Aathira A Panicker
Very early in my journey as a teacher I realized that “engagement” is critical to learning. If students are not engaged in the classroom, it is unlikely that they are learning.
One of the indicators of engagement, to my mind, is participation. Classroom participation is the soul of a productive classroom. The liveliness and efficiency of a classroom is portrayed through the level of participation of the class during an interaction.
As I walked into my new classroom and faced a new bunch of students, I found that classroom participation was very low. This got me thinking of the possible reasons for low participation. As I read up on this issue, I found quite a number of possible reasons. My list looked something like this:
• Geographical setting
• Lack of confidence
• Monotonous classroom
• Poor vocabulary
From the above list, I felt poor vocabulary to be the most critical reason as far as my students were concerned. Most of the students, being first generation learners were short of English vocabulary, which resulted in a lack of confidence to participate in the classroom discussions. Therefore, I decided to work on vocabulary enhancement to increase my students’ classroom participation.
My next challenge was to figure out appropriate strategies for vocabulary enhancement for 5th grade students. I zeroed in on four strategies, which I felt would be most appropriate for my students. The strategies were:
• Semantic map
• Vocabulary wall
• Treasure hunt
These four strategies were used in the same sequence, each for 1-2 weeks.
Semantic map is a graphic organizer that helps students visually organize the relationship among various pieces of information. Initially, I provided students with words from the textbook along with their meanings. A little later, I provided synonyms and antonyms, as well as the root word. Towards the end of the class, there was a graphic organizer of the main word with its synonym, antonym and root word, along with its meaning on the board.
For example, students started with 10 words from a chapter along with their meanings in the beginning of the week. In the course of classroom transaction, I provided students with the synonyms and antonyms, along with the root word of the main word. Students noted it down in their notebooks. At the end of each period, students made a graphic organizer. After every four days, the students were asked to make graphic organizers of all the words, synonyms, antonyms and root words for a better understanding of the same.
In Flip-A-Chip, each pair of students was given four chits of words.

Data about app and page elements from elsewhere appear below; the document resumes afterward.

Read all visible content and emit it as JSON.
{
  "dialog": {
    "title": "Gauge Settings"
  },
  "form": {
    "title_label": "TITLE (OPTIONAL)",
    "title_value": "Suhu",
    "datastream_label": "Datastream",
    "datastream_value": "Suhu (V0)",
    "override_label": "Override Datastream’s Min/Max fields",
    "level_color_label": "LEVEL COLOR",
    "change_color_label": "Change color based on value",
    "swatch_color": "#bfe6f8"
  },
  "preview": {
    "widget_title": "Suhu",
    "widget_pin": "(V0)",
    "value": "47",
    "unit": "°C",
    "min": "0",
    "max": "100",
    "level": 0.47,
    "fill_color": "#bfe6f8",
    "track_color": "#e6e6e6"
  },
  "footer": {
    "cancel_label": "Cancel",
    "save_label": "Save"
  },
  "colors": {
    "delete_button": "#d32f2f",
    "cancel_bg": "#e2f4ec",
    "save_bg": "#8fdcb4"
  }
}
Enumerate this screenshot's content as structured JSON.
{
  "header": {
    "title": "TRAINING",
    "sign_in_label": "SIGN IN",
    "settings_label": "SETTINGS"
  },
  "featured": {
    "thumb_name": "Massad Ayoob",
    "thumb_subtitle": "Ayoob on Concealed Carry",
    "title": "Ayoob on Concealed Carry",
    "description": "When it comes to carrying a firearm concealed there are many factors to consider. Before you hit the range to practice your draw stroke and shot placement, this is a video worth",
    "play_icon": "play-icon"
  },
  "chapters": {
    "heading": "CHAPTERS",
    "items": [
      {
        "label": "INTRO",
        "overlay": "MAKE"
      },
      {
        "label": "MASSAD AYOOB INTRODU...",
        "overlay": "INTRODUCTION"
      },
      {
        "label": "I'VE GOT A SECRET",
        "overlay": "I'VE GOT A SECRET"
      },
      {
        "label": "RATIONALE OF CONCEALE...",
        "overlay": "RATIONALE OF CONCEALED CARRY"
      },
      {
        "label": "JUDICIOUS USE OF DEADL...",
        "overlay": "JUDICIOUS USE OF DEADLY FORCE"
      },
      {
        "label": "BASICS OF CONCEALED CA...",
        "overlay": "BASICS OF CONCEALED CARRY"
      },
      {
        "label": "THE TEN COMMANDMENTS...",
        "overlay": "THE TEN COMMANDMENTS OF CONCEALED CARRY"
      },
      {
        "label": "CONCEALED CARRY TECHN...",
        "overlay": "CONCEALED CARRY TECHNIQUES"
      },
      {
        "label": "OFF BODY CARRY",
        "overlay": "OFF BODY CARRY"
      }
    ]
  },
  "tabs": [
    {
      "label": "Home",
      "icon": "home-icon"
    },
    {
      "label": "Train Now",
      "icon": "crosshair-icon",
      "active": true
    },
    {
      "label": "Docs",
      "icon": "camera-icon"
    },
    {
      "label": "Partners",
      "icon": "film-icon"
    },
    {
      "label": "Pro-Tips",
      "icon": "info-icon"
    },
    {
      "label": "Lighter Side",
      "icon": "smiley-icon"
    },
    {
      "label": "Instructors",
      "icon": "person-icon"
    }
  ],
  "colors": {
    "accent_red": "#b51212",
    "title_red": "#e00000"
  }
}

The chits had two words and their synonyms, which they had to match based on their prior knowledge. After discussing words and matching them, they made sentences with the given words. For example, a pair of students was given four words, sharp, quaff, pointed and drink. The students were given two minutes to match the words with their synonyms. After they matched the words, I, as a facilitator, checked the match for its correctness. Thereafter, students were asked to make sentences with each word.
In Vocabulary Wall, students create a wall of words recollecting and analyzing the words encountered during the previous weeks. The words that were registered in the minds of the students through semantic map and flip-a-chip were recollected and consolidated on the vocabulary wall. The students were given colour pens to jot down words, synonyms, antonyms and root words refreshing their memory on plain paper fixed on the bulletin boards.
In Treasure Hunt, the students are expected to find the word from their literary reader, of which two synonyms and two antonyms were written on board. For example, students were given a chapter called “Six Fools” to read and I wanted them to hunt out the word “earnest”. For that, I provided them two synonyms – grave and intense – as well as two antonyms – unserious and trivial. These words were written on the board and 20 minutes were given to the students for finding the word from the chapter. The answer was discussed towards the end of the classroom transaction.
All that I have described above was part of an action research that I had undertaken as I was breaking into regular teaching. All research is data driven and demands evidence. So after conducting my interventions for more than two months, I had to find out the effectiveness of these strategies in enhancing vocabulary. I decided on three sources: planned discussion, my observation of the classroom using a checklist and another teacher’s observation using the same checklist. In planned discussion, students were given a topic in advance and provided with two ice cream sticks which they could use to state their point during the discussion. By doing so, the students were given the authority to participate taking away any compulsion. Observation was based on a checklist for students’ participation.
The effect size of the first source was 0.58, which, statistically speaking, is a significant impact. Sources 2 and 3 did not lend themselves to effect size calculations. However, both pointed in the positive direction, that is, vocabulary enhancement leads to increase in participation of students during classroom transaction.
To conclude, investment in vocabulary enhancement generates a good return through higher participation and engagement, and will eventually lead to better understanding. But I must also point out that vocabulary building is a slow process, and therefore must continue through the entire school years.
The author teaches at DPSG School, NCR. She can be reached at firstname.lastname@example.org.